LL4E6      Half Unit
International Dispute Resolution: Courts and Tribunals

This information is for the 2015/16 session.

Teacher responsible

Dr Devika Hovell NAB6.32 and Dr Andrew Lang NAB6.19


This course is available on the MSc in Human Rights, Master of Laws and Master of Laws (extended part-time study). This course is available with permission as an outside option to students on other programmes where regulations permit.

This course is capped at 30 students. Students must apply through Graduate Course Choice on LSEforYou.


Some prior knowledge of international law is useful but not essential.

Course content

The course introduces students to the practice and theory of international legal dispute resolution before courts and tribunals. The former Prosecutor of the Yugoslav Tribunal, Richard Goldstone, resolved that: ‘it seems to me that if you don’t have international tribunals, you might as well not have international law’. Given the proliferation of courts and tribunals applying and enforcing international law, certain scholars have argued we are witnessing the emergence of an ‘international judicial system’ (Martinez). In addition to seminars on the theory of international dispute resolution, the course incorporates the opportunity to meet and hear from a range of eminent guest speakers practising in the courts and tribunals examined in the course. Students will be exposed to the theory, politics and practical difficulties of international dispute resolution  and will be provided with the opportunity to hone their advocacy skills through participation in (optional) 'mini-moots' on controversial cases.

The theoretical dimension of the course involves three main elements:

1. First, the course examines the structure and work of the International Court of Justice, the principal judicial organ of the United Nations, focusing on jurisdiction/admissibility, contentious cases and advisory opinions.

2. Secondly, the course introduces a variety of other international courts and tribunals, such as the International Criminal Court, domestic and regional courts dealing with international law and human rights, including the European Court of Human Rights and the European Court of Justice, the WTO Dispute Settlement Body and investment treaty arbitral tribunals.  Using contemporary and controversial case studies, the course will critically analyze and contrast the institutional design and jurisdiction of these courts and tribunals.

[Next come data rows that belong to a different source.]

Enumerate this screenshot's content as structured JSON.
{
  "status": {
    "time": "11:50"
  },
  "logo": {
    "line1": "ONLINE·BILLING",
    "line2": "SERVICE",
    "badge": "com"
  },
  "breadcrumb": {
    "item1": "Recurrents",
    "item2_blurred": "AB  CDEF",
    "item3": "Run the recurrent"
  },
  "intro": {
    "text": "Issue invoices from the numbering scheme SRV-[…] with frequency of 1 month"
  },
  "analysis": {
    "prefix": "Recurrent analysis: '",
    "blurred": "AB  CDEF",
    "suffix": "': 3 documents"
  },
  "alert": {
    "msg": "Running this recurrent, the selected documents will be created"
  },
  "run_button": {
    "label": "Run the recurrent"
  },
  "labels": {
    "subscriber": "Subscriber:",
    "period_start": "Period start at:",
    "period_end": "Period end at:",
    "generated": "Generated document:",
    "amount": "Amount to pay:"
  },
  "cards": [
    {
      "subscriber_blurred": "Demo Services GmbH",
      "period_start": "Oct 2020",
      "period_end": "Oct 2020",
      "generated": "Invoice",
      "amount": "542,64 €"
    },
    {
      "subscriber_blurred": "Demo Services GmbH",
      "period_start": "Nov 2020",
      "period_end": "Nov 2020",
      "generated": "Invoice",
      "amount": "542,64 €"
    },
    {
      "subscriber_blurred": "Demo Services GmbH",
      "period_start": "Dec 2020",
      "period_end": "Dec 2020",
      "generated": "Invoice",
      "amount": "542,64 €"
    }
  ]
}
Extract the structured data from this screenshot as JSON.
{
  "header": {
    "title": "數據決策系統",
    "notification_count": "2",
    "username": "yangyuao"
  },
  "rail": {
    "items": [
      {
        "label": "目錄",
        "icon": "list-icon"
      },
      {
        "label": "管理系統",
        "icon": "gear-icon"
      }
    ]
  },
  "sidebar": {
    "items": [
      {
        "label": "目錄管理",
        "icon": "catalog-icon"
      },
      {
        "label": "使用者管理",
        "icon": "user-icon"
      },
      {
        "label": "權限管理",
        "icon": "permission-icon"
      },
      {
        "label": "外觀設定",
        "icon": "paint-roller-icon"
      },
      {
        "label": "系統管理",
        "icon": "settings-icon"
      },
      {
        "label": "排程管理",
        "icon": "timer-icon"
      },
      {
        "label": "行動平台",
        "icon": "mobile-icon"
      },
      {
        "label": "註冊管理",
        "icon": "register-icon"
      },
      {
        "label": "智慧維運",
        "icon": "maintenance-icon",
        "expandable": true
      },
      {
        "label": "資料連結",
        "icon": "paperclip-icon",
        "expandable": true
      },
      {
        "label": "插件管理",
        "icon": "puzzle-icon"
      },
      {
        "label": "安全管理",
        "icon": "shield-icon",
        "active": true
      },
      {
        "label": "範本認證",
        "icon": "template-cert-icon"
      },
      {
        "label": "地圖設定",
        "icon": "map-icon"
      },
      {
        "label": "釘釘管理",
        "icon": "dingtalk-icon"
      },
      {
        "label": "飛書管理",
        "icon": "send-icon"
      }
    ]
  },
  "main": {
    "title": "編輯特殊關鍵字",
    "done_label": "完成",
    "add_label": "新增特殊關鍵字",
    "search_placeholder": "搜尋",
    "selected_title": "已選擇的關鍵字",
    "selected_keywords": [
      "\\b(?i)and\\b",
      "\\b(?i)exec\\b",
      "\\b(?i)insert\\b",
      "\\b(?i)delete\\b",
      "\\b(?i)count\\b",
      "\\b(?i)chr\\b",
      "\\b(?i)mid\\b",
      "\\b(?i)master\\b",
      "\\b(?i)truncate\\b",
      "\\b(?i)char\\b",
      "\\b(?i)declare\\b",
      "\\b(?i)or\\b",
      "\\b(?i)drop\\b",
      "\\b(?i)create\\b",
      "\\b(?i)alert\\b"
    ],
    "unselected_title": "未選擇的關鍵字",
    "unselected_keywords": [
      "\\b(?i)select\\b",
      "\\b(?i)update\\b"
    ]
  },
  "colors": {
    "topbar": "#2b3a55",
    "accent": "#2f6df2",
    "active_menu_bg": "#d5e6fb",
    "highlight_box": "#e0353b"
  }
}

3. Thirdly, throughout the course we explore key theoretical controversies surrounding the adjudication of international law, focusing in particular on (a) how these courts and tribunals relate to one another (hierarchy, specialization and fragmentation); (b) what criteria should be used in assessing the legitimacy and effectiveness of these courts and tribunals; and (c) whether and how these courts and tribunals create international law.


20 hours of lectures in the MT. 2 hours of lectures in the ST.

There will be a reading week in Week 6 of Michaelmas term.

Formative coursework

Students are asked to choose from EITHER an oral moot presentation and written submissions OR one 2,000 word formative essay

Indicative reading

Reading lists will be provided for each week’s seminar on Moodle. 

Indicative reading includes Karen Alter, The New Terrain of International Law: Courts, Politics, Rights (2014 Princeton); Gleider Hernández, The International Court of Justice and the Judicial Function (2014 OUP); Yuval Shany, ‘No Longer a Weak Department of Power? Reflections on the Emergence of a New International Judiciary’ (2009) 20(1) European Journal of International Law 73; Frederic Megret and Marika Giles Samson, ‘Holding the Line on Complementarity in Libya: the Case for Tolerating Flawed Domestic Trials’ (2013) 11 Journal of International Criminal Justice 571.


Exam (100%, duration: 2 hours) in the main exam period.

Availability: added existing 'capping' text.

Key facts

Department: Law

Total students 2014/15: 19

Average class size 2014/15: 18

Controlled access 2014/15: Yes

Value: Half Unit

Guidelines for interpreting course guide information

Personal development skills

  • Communication
  • Specialist skills